From the in vivo bioavailability studies, significant difference in the plasma concentration time profile of FLB was observed from F4 melt dispersion granules to plain drug after oral administration was due to the improved aqueous solubility and dissolution rate. Cmax was improved with F4 melt dispersion granules (10736.78 ± 182.67 ng/ml at 2 h Tmax) in comparison to plain drug suspension due to improved solubility and dissolution rate and it indicates the significant increase in bioavailability. The AUC and MRT (illustrate the resident time in GIT) of F4 melt dispersion granules were found as 42764.23 ± 615.39 ng-h/ml and 3.56 h respectively and they were improved in comparison to plain drug. In a reported study by Mettu et al., i.e., flurbiprofen fast dissolving tablets, similar type of results were observed . The relative bioavailability was found to be 1.38. From the above results, it was confirmed that the F4 melt dispersion granules showed significant improvement in bioavailability of FLB. To conclude, development of melt dispersion granules using vitamin E TPGS and lactose can be a potential alternative method to enhance not only dissolution rate and bioavailability but also flowability and stability of water-insoluble drugs like FLB.
An effort was made to formulate the flurbiprofen melt dispersion granules by incorporating vitamin E TPGS and lactose using combination of melt dispersion and surface adsorption technologies to enhance the dissolution rate and bioavailability. The improvement in the both dissolution rate and bioavailability was brought with the help of vitamin E TPGS and improved flowability due to lactose addition. The prepared melt dispersion granules were also possesses good stability. The results of the pharmacokinetics proved that the there was a significant improvement of bioavailability in case of F4 formulation when compared to plain drug. Hence it was a prominent approach to enhance the dissolution rate and bioavailability of poorly soluble drugs like flurbiprofen.
The authors acknowledge the FDC Limited, Mumbai, India and Dr. Reddy’s Labs, Hyderabad, India for gift samples.
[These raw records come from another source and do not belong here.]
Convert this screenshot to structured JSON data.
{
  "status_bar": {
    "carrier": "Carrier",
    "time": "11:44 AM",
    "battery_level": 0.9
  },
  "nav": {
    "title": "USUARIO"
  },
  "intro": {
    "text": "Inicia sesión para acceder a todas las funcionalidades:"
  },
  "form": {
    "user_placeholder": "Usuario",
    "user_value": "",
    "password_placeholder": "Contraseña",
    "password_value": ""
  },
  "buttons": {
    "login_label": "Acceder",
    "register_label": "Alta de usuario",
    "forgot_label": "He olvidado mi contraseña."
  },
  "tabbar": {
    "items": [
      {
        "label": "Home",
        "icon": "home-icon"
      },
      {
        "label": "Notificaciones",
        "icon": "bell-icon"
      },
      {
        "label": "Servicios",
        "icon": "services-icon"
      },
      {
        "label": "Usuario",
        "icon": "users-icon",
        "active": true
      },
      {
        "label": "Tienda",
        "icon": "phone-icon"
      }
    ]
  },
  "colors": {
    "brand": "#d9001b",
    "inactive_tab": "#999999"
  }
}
The authors also thank to Management Chaitanya College of Pharmacy Education and Research for providing facilities.
The authors report no conflicts of interest.